[Element data from apps and pages]
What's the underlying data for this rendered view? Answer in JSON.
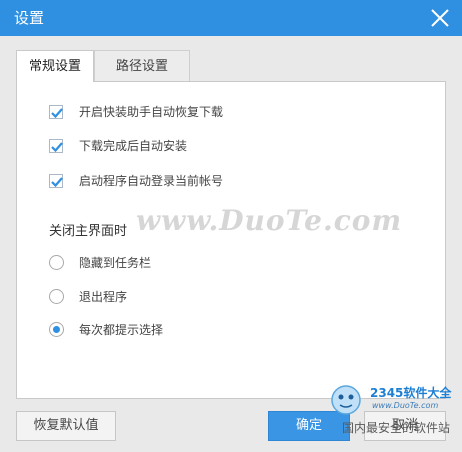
{
  "window": {
    "title": "设置",
    "close_icon": "close-icon"
  },
  "tabs": [
    {
      "label": "常规设置",
      "active": true
    },
    {
      "label": "路径设置",
      "active": false
    }
  ],
  "general": {
    "checkboxes": [
      {
        "label": "开启快装助手自动恢复下载",
        "checked": true
      },
      {
        "label": "下载完成后自动安装",
        "checked": true
      },
      {
        "label": "启动程序自动登录当前帐号",
        "checked": true
      }
    ],
    "close_section_title": "关闭主界面时",
    "radios": [
      {
        "label": "隐藏到任务栏",
        "selected": false
      },
      {
        "label": "退出程序",
        "selected": false
      },
      {
        "label": "每次都提示选择",
        "selected": true
      }
    ]
  },
  "buttons": {
    "restore_label": "恢复默认值",
    "ok_label": "确定",
    "cancel_label": "取消"
  },
  "watermark": "www.DuoTe.com",
  "overlay_logo": {
    "brand": "2345软件大全",
    "url": "www.DuoTe.com",
    "slogan": "国内最安全的软件站"
  },
  "colors": {
    "titlebar": "#2f8fe0",
    "accent": "#2f8fe0",
    "check": "#2f8fe0"
  }
}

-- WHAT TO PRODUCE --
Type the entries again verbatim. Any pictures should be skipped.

-- ANSWER BOX --
What's the underlying data for this rendered view? Answer in JSON.
{
  "window": {
    "title": "设置",
    "close_icon": "close-icon"
  },
  "tabs": [
    {
      "label": "常规设置",
      "active": true
    },
    {
      "label": "路径设置",
      "active": false
    }
  ],
  "general": {
    "checkboxes": [
      {
        "label": "开启快装助手自动恢复下载",
        "checked": true
      },
      {
        "label": "下载完成后自动安装",
        "checked": true
      },
      {
        "label": "启动程序自动登录当前帐号",
        "checked": true
      }
    ],
    "close_section_title": "关闭主界面时",
    "radios": [
      {
        "label": "隐藏到任务栏",
        "selected": false
      },
      {
        "label": "退出程序",
        "selected": false
      },
      {
        "label": "每次都提示选择",
        "selected": true
      }
    ]
  },
  "buttons": {
    "restore_label": "恢复默认值",
    "ok_label": "确定",
    "cancel_label": "取消"
  },
  "watermark": "www.DuoTe.com",
  "overlay_logo": {
    "brand": "2345软件大全",
    "url": "www.DuoTe.com",
    "slogan": "国内最安全的软件站"
  },
  "colors": {
    "titlebar": "#2f8fe0",
    "accent": "#2f8fe0",
    "check": "#2f8fe0"
  }
}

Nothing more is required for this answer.